(Dataset extract Opens)
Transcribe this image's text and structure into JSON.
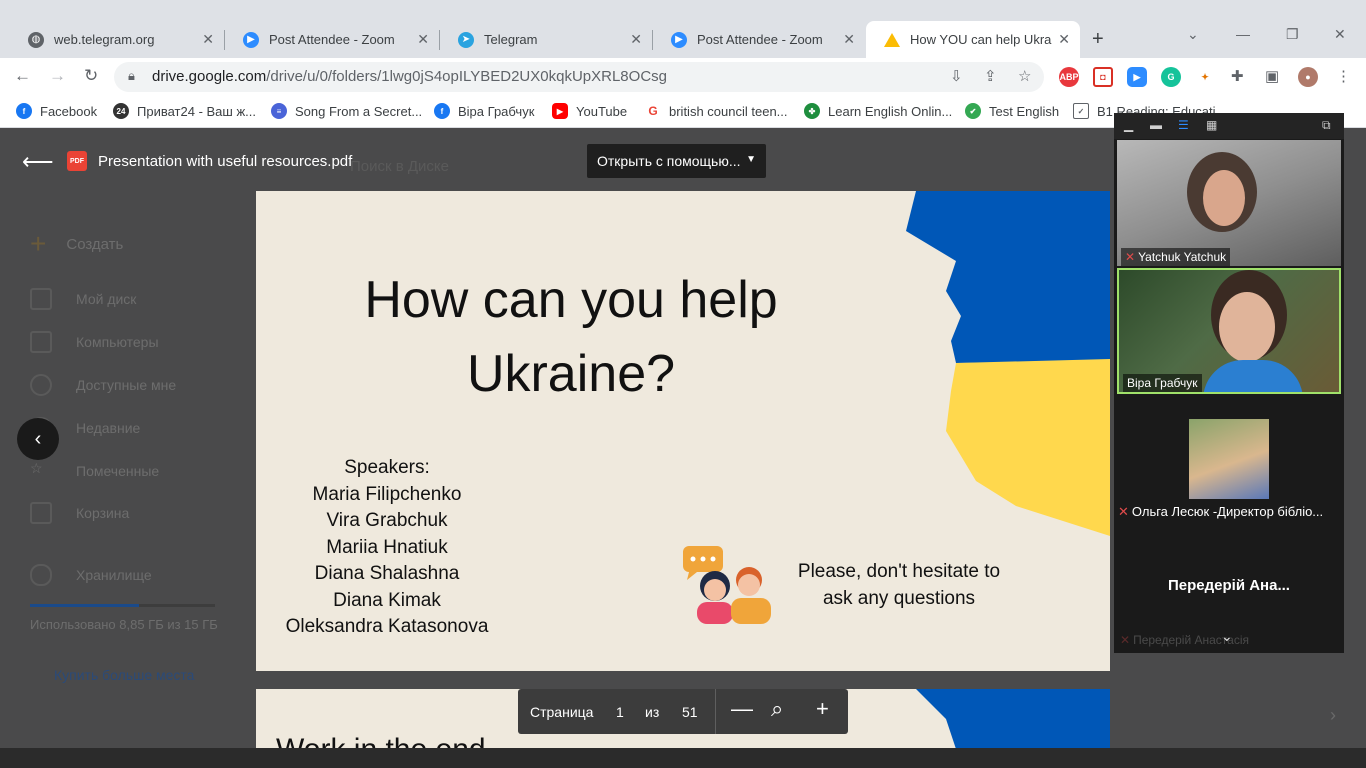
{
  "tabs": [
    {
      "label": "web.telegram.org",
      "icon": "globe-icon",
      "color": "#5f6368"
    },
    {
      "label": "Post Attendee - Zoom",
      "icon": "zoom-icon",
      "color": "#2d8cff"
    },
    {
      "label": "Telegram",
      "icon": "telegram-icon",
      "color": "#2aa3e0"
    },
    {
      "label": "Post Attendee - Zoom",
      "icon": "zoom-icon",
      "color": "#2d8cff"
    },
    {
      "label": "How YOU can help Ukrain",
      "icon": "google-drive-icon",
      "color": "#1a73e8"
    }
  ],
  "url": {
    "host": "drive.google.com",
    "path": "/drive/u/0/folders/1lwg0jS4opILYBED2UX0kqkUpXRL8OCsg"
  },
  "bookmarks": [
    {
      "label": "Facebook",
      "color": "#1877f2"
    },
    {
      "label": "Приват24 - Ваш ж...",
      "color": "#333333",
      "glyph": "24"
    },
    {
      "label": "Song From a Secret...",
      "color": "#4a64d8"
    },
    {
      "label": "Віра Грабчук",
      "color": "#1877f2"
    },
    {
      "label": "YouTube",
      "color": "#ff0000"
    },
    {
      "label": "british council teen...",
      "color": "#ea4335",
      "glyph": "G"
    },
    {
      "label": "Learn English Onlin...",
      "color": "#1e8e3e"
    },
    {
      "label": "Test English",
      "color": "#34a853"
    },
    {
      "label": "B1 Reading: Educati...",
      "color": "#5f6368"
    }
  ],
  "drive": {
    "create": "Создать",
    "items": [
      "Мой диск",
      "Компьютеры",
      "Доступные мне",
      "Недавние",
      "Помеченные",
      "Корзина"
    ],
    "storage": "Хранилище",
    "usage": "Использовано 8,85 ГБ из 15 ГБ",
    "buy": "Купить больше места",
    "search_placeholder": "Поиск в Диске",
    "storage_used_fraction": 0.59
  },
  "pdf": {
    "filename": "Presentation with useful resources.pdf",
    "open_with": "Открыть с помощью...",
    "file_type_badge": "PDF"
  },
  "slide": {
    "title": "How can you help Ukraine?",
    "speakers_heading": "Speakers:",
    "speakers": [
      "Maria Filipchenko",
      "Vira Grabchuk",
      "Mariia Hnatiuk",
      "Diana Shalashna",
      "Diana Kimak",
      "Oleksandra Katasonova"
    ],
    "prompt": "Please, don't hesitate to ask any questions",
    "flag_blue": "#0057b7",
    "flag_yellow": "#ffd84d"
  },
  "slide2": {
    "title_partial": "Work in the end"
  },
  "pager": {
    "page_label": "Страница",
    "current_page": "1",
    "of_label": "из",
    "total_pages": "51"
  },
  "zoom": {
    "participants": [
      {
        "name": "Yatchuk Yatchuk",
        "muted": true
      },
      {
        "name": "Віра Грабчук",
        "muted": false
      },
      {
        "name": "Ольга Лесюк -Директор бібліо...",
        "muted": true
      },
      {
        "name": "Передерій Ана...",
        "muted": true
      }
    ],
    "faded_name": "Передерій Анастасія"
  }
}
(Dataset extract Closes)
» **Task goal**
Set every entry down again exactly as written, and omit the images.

» **Answer to this task**
Transcribe this image's text and structure into JSON.
{
  "tabs": [
    {
      "label": "web.telegram.org",
      "icon": "globe-icon",
      "color": "#5f6368"
    },
    {
      "label": "Post Attendee - Zoom",
      "icon": "zoom-icon",
      "color": "#2d8cff"
    },
    {
      "label": "Telegram",
      "icon": "telegram-icon",
      "color": "#2aa3e0"
    },
    {
      "label": "Post Attendee - Zoom",
      "icon": "zoom-icon",
      "color": "#2d8cff"
    },
    {
      "label": "How YOU can help Ukrain",
      "icon": "google-drive-icon",
      "color": "#1a73e8"
    }
  ],
  "url": {
    "host": "drive.google.com",
    "path": "/drive/u/0/folders/1lwg0jS4opILYBED2UX0kqkUpXRL8OCsg"
  },
  "bookmarks": [
    {
      "label": "Facebook",
      "color": "#1877f2"
    },
    {
      "label": "Приват24 - Ваш ж...",
      "color": "#333333",
      "glyph": "24"
    },
    {
      "label": "Song From a Secret...",
      "color": "#4a64d8"
    },
    {
      "label": "Віра Грабчук",
      "color": "#1877f2"
    },
    {
      "label": "YouTube",
      "color": "#ff0000"
    },
    {
      "label": "british council teen...",
      "color": "#ea4335",
      "glyph": "G"
    },
    {
      "label": "Learn English Onlin...",
      "color": "#1e8e3e"
    },
    {
      "label": "Test English",
      "color": "#34a853"
    },
    {
      "label": "B1 Reading: Educati...",
      "color": "#5f6368"
    }
  ],
  "drive": {
    "create": "Создать",
    "items": [
      "Мой диск",
      "Компьютеры",
      "Доступные мне",
      "Недавние",
      "Помеченные",
      "Корзина"
    ],
    "storage": "Хранилище",
    "usage": "Использовано 8,85 ГБ из 15 ГБ",
    "buy": "Купить больше места",
    "search_placeholder": "Поиск в Диске",
    "storage_used_fraction": 0.59
  },
  "pdf": {
    "filename": "Presentation with useful resources.pdf",
    "open_with": "Открыть с помощью...",
    "file_type_badge": "PDF"
  },
  "slide": {
    "title": "How can you help Ukraine?",
    "speakers_heading": "Speakers:",
    "speakers": [
      "Maria Filipchenko",
      "Vira Grabchuk",
      "Mariia Hnatiuk",
      "Diana Shalashna",
      "Diana Kimak",
      "Oleksandra Katasonova"
    ],
    "prompt": "Please, don't hesitate to ask any questions",
    "flag_blue": "#0057b7",
    "flag_yellow": "#ffd84d"
  },
  "slide2": {
    "title_partial": "Work in the end"
  },
  "pager": {
    "page_label": "Страница",
    "current_page": "1",
    "of_label": "из",
    "total_pages": "51"
  },
  "zoom": {
    "participants": [
      {
        "name": "Yatchuk Yatchuk",
        "muted": true
      },
      {
        "name": "Віра Грабчук",
        "muted": false
      },
      {
        "name": "Ольга Лесюк -Директор бібліо...",
        "muted": true
      },
      {
        "name": "Передерій Ана...",
        "muted": true
      }
    ],
    "faded_name": "Передерій Анастасія"
  }
}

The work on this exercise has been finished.